Records to process:
=-=-=-=-=

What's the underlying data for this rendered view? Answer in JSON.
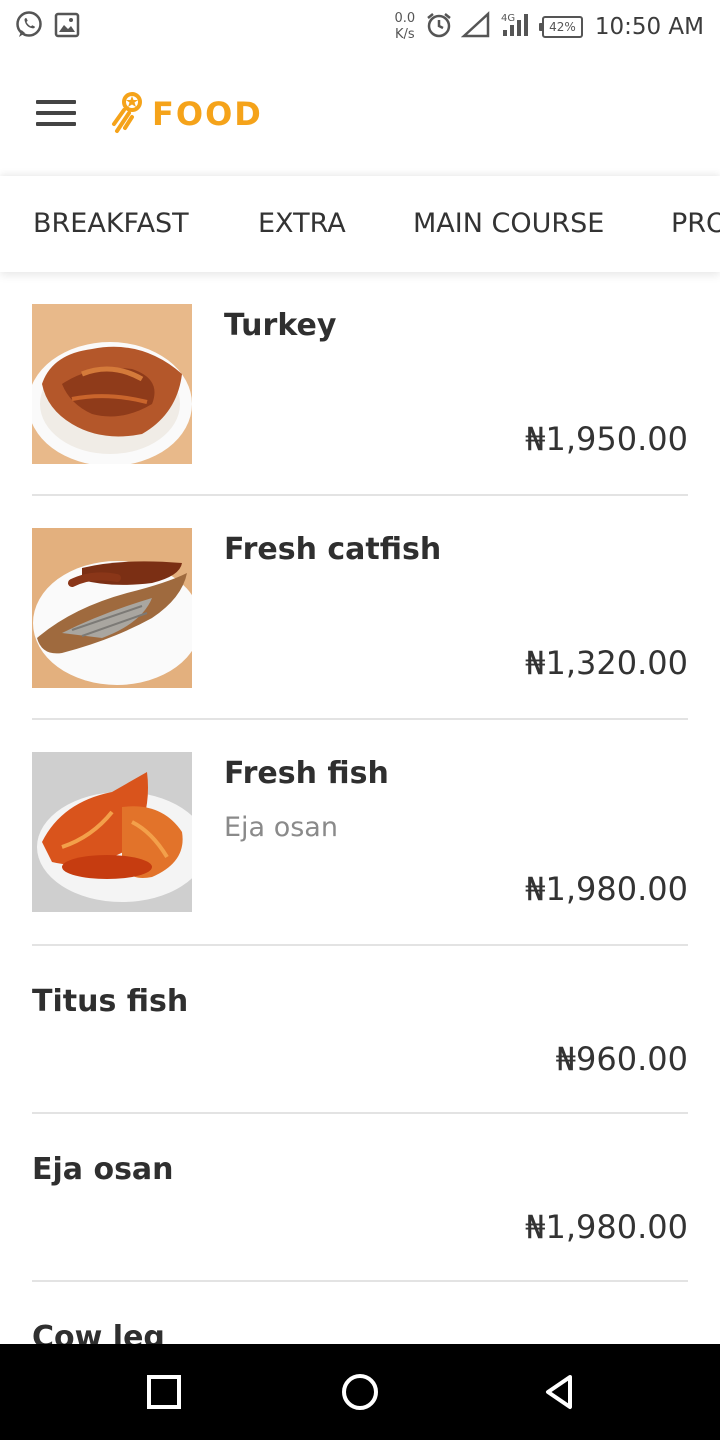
{
  "status_bar": {
    "net_speed_value": "0.0",
    "net_speed_unit": "K/s",
    "network_type": "4G",
    "battery": "42%",
    "time": "10:50 AM",
    "icons": [
      "whatsapp-icon",
      "image-icon",
      "alarm-icon",
      "signal-icon"
    ]
  },
  "app_bar": {
    "brand": "FOOD",
    "brand_color": "#f5a31a",
    "menu_icon": "hamburger-icon"
  },
  "tabs": [
    {
      "label": "BREAKFAST"
    },
    {
      "label": "EXTRA"
    },
    {
      "label": "MAIN COURSE"
    },
    {
      "label": "PRO"
    }
  ],
  "menu": {
    "items": [
      {
        "name": "Turkey",
        "subtitle": "",
        "price": "₦1,950.00",
        "has_image": true
      },
      {
        "name": "Fresh catfish",
        "subtitle": "",
        "price": "₦1,320.00",
        "has_image": true
      },
      {
        "name": "Fresh fish",
        "subtitle": "Eja osan",
        "price": "₦1,980.00",
        "has_image": true
      },
      {
        "name": "Titus fish",
        "subtitle": "",
        "price": "₦960.00",
        "has_image": false
      },
      {
        "name": "Eja osan",
        "subtitle": "",
        "price": "₦1,980.00",
        "has_image": false
      },
      {
        "name": "Cow leg",
        "subtitle": "",
        "price": "",
        "has_image": false
      }
    ]
  },
  "nav_bar": {
    "icons": [
      "recents-icon",
      "home-icon",
      "back-icon"
    ]
  }
}
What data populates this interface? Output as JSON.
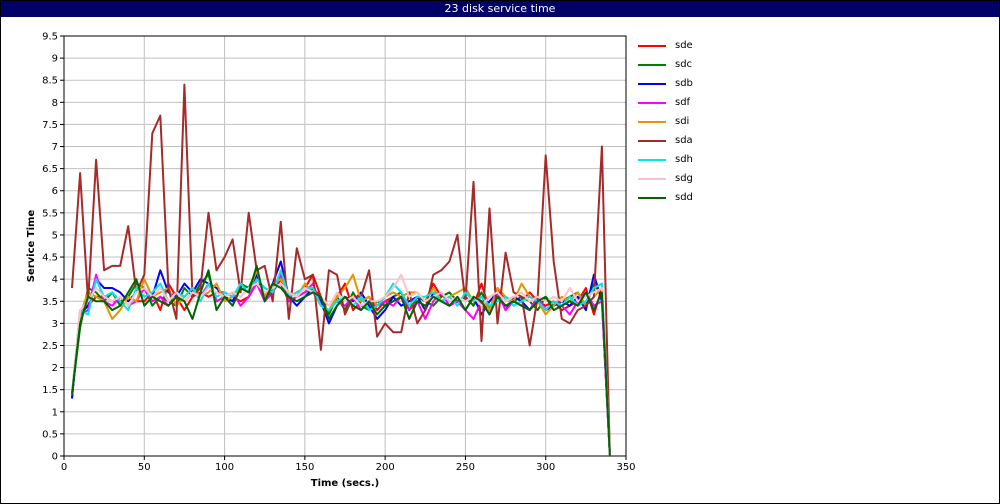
{
  "window": {
    "title": "23 disk service time"
  },
  "chart_data": {
    "type": "line",
    "title": "23 disk service time",
    "xlabel": "Time (secs.)",
    "ylabel": "Service Time",
    "xlim": [
      0,
      350
    ],
    "ylim": [
      0,
      9.5
    ],
    "xticks": [
      "0",
      "50",
      "100",
      "150",
      "200",
      "250",
      "300",
      "350"
    ],
    "yticks": [
      "0",
      "0.5",
      "1",
      "1.5",
      "2",
      "2.5",
      "3",
      "3.5",
      "4",
      "4.5",
      "5",
      "5.5",
      "6",
      "6.5",
      "7",
      "7.5",
      "8",
      "8.5",
      "9",
      "9.5"
    ],
    "grid": true,
    "legend_position": "right",
    "x": [
      5,
      10,
      15,
      20,
      25,
      30,
      35,
      40,
      45,
      50,
      55,
      60,
      65,
      70,
      75,
      80,
      85,
      90,
      95,
      100,
      105,
      110,
      115,
      120,
      125,
      130,
      135,
      140,
      145,
      150,
      155,
      160,
      165,
      170,
      175,
      180,
      185,
      190,
      195,
      200,
      205,
      210,
      215,
      220,
      225,
      230,
      235,
      240,
      245,
      250,
      255,
      260,
      265,
      270,
      275,
      280,
      285,
      290,
      295,
      300,
      305,
      310,
      315,
      320,
      325,
      330,
      335,
      340
    ],
    "series": [
      {
        "name": "sde",
        "color": "#ff0000",
        "values": [
          1.3,
          3.3,
          3.4,
          3.6,
          3.6,
          3.5,
          3.5,
          3.6,
          3.5,
          3.5,
          3.7,
          3.3,
          3.9,
          3.6,
          3.3,
          3.6,
          3.7,
          3.6,
          3.7,
          3.7,
          3.6,
          3.5,
          3.6,
          4.0,
          3.8,
          3.7,
          4.0,
          3.6,
          3.7,
          3.8,
          4.1,
          3.6,
          3.2,
          3.6,
          3.9,
          3.3,
          3.5,
          3.6,
          3.3,
          3.5,
          3.6,
          3.7,
          3.3,
          3.6,
          3.5,
          3.9,
          3.6,
          3.7,
          3.5,
          3.6,
          3.4,
          3.9,
          3.3,
          3.8,
          3.5,
          3.6,
          3.5,
          3.7,
          3.5,
          3.4,
          3.5,
          3.3,
          3.4,
          3.5,
          3.8,
          3.2,
          3.8,
          0.0
        ]
      },
      {
        "name": "sdc",
        "color": "#008000",
        "values": [
          1.4,
          2.9,
          3.8,
          3.7,
          3.5,
          3.7,
          3.4,
          3.6,
          3.9,
          3.8,
          3.4,
          3.6,
          3.5,
          3.4,
          3.8,
          3.6,
          3.9,
          4.1,
          3.5,
          3.6,
          3.5,
          3.9,
          3.8,
          4.2,
          3.5,
          3.8,
          3.9,
          3.5,
          3.6,
          3.7,
          3.8,
          3.6,
          3.2,
          3.6,
          3.3,
          3.7,
          3.4,
          3.3,
          3.5,
          3.4,
          3.6,
          3.7,
          3.3,
          3.6,
          3.5,
          3.4,
          3.6,
          3.7,
          3.5,
          3.6,
          3.4,
          3.7,
          3.3,
          3.6,
          3.4,
          3.5,
          3.6,
          3.5,
          3.3,
          3.6,
          3.4,
          3.5,
          3.6,
          3.7,
          3.4,
          3.9,
          3.6,
          0.0
        ]
      },
      {
        "name": "sdb",
        "color": "#0000ff",
        "values": [
          1.3,
          3.2,
          3.4,
          4.0,
          3.8,
          3.8,
          3.7,
          3.5,
          3.7,
          3.8,
          3.6,
          4.2,
          3.7,
          3.6,
          3.9,
          3.7,
          4.0,
          3.9,
          3.8,
          3.6,
          3.5,
          3.8,
          3.7,
          4.1,
          3.6,
          3.9,
          4.4,
          3.6,
          3.4,
          3.6,
          3.8,
          3.5,
          3.0,
          3.4,
          3.6,
          3.5,
          3.7,
          3.4,
          3.1,
          3.3,
          3.6,
          3.4,
          3.5,
          3.6,
          3.3,
          3.7,
          3.5,
          3.4,
          3.5,
          3.3,
          3.6,
          3.2,
          3.5,
          3.7,
          3.3,
          3.6,
          3.5,
          3.3,
          3.6,
          3.3,
          3.4,
          3.5,
          3.4,
          3.6,
          3.3,
          4.1,
          3.5,
          0.0
        ]
      },
      {
        "name": "sdf",
        "color": "#ff00ff",
        "values": [
          1.4,
          3.2,
          3.3,
          4.1,
          3.5,
          3.4,
          3.6,
          3.4,
          3.5,
          3.8,
          3.5,
          3.6,
          3.4,
          3.6,
          3.5,
          3.7,
          3.6,
          3.9,
          3.5,
          3.6,
          3.7,
          3.4,
          3.6,
          3.9,
          3.5,
          3.7,
          4.1,
          3.5,
          3.6,
          3.7,
          3.9,
          3.4,
          3.3,
          3.5,
          3.4,
          3.6,
          3.3,
          3.5,
          3.4,
          3.5,
          3.4,
          3.6,
          3.3,
          3.5,
          3.1,
          3.5,
          3.7,
          3.4,
          3.5,
          3.3,
          3.1,
          3.5,
          3.2,
          3.7,
          3.3,
          3.5,
          3.4,
          3.3,
          3.6,
          3.3,
          3.5,
          3.4,
          3.2,
          3.5,
          3.7,
          3.4,
          3.5,
          0.0
        ]
      },
      {
        "name": "sdi",
        "color": "#e69500",
        "values": [
          1.4,
          3.2,
          3.7,
          3.6,
          3.5,
          3.1,
          3.3,
          3.6,
          3.5,
          4.0,
          3.6,
          3.7,
          3.8,
          3.4,
          3.6,
          3.8,
          3.6,
          3.7,
          3.9,
          3.5,
          3.6,
          3.8,
          3.7,
          4.2,
          3.6,
          3.9,
          4.0,
          3.7,
          3.6,
          3.9,
          3.7,
          3.4,
          3.3,
          3.6,
          3.8,
          4.1,
          3.5,
          3.6,
          3.4,
          3.6,
          3.7,
          3.6,
          3.7,
          3.7,
          3.5,
          3.8,
          3.5,
          3.6,
          3.7,
          3.8,
          3.5,
          3.6,
          3.3,
          3.8,
          3.6,
          3.5,
          3.9,
          3.6,
          3.5,
          3.2,
          3.4,
          3.6,
          3.5,
          3.7,
          3.4,
          3.6,
          3.8,
          0.0
        ]
      },
      {
        "name": "sda",
        "color": "#a52a2a",
        "values": [
          3.8,
          6.4,
          3.5,
          6.7,
          4.2,
          4.3,
          4.3,
          5.2,
          3.7,
          4.1,
          7.3,
          7.7,
          3.8,
          3.1,
          8.4,
          3.6,
          3.8,
          5.5,
          4.2,
          4.5,
          4.9,
          3.7,
          5.5,
          4.2,
          4.3,
          3.5,
          5.3,
          3.1,
          4.7,
          4.0,
          4.1,
          2.4,
          4.2,
          4.1,
          3.2,
          3.6,
          3.6,
          4.2,
          2.7,
          3.0,
          2.8,
          2.8,
          3.7,
          3.0,
          3.3,
          4.1,
          4.2,
          4.4,
          5.0,
          3.5,
          6.2,
          2.6,
          5.6,
          3.0,
          4.6,
          3.7,
          3.6,
          2.5,
          3.6,
          6.8,
          4.4,
          3.1,
          3.0,
          3.3,
          3.4,
          3.6,
          7.0,
          0.0
        ]
      },
      {
        "name": "sdh",
        "color": "#00e5e5",
        "values": [
          1.4,
          3.3,
          3.2,
          4.0,
          3.6,
          3.7,
          3.5,
          3.3,
          3.8,
          3.6,
          3.7,
          3.9,
          3.5,
          3.7,
          3.6,
          3.8,
          3.5,
          3.9,
          3.6,
          3.7,
          3.6,
          3.9,
          3.7,
          4.0,
          3.8,
          3.7,
          4.2,
          3.6,
          3.7,
          3.8,
          3.8,
          3.4,
          3.3,
          3.5,
          3.6,
          3.4,
          3.6,
          3.3,
          3.4,
          3.6,
          3.9,
          3.7,
          3.4,
          3.6,
          3.6,
          3.7,
          3.5,
          3.6,
          3.4,
          3.7,
          3.5,
          3.6,
          3.4,
          3.5,
          3.6,
          3.4,
          3.5,
          3.6,
          3.5,
          3.3,
          3.5,
          3.4,
          3.6,
          3.4,
          3.5,
          3.8,
          3.9,
          0.0
        ]
      },
      {
        "name": "sdg",
        "color": "#ffc0cb",
        "values": [
          1.4,
          3.3,
          3.5,
          3.8,
          3.6,
          3.5,
          3.6,
          3.4,
          3.7,
          3.8,
          3.6,
          3.8,
          3.5,
          3.7,
          3.5,
          3.7,
          3.6,
          3.8,
          3.7,
          3.6,
          3.7,
          3.6,
          3.8,
          3.9,
          3.7,
          3.8,
          3.9,
          3.7,
          3.6,
          3.8,
          3.7,
          3.6,
          3.4,
          3.7,
          3.5,
          3.6,
          3.4,
          3.5,
          3.5,
          3.6,
          3.8,
          4.1,
          3.6,
          3.7,
          3.5,
          3.6,
          3.7,
          3.5,
          3.6,
          3.5,
          3.6,
          3.4,
          3.6,
          3.7,
          3.5,
          3.6,
          3.7,
          3.5,
          3.6,
          3.5,
          3.6,
          3.5,
          3.8,
          3.5,
          3.6,
          3.7,
          3.8,
          0.0
        ]
      },
      {
        "name": "sdd",
        "color": "#006400",
        "values": [
          1.4,
          3.0,
          3.6,
          3.5,
          3.5,
          3.3,
          3.4,
          3.7,
          4.0,
          3.4,
          3.6,
          3.5,
          3.4,
          3.6,
          3.5,
          3.1,
          3.7,
          4.2,
          3.3,
          3.6,
          3.4,
          3.8,
          3.7,
          4.3,
          3.5,
          3.9,
          3.8,
          3.6,
          3.5,
          3.6,
          3.7,
          3.6,
          3.1,
          3.4,
          3.6,
          3.4,
          3.3,
          3.5,
          3.2,
          3.4,
          3.5,
          3.6,
          3.1,
          3.5,
          3.4,
          3.6,
          3.5,
          3.4,
          3.6,
          3.3,
          3.6,
          3.5,
          3.2,
          3.6,
          3.4,
          3.5,
          3.4,
          3.3,
          3.5,
          3.6,
          3.3,
          3.4,
          3.5,
          3.4,
          3.7,
          3.3,
          3.7,
          0.0
        ]
      }
    ]
  }
}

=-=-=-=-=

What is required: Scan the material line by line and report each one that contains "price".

Response:
        "price": "₦1,950.00",
        "price": "₦1,320.00",
        "price": "₦1,980.00",
        "price": "₦960.00",
        "price": "₦1,980.00",
        "price": "",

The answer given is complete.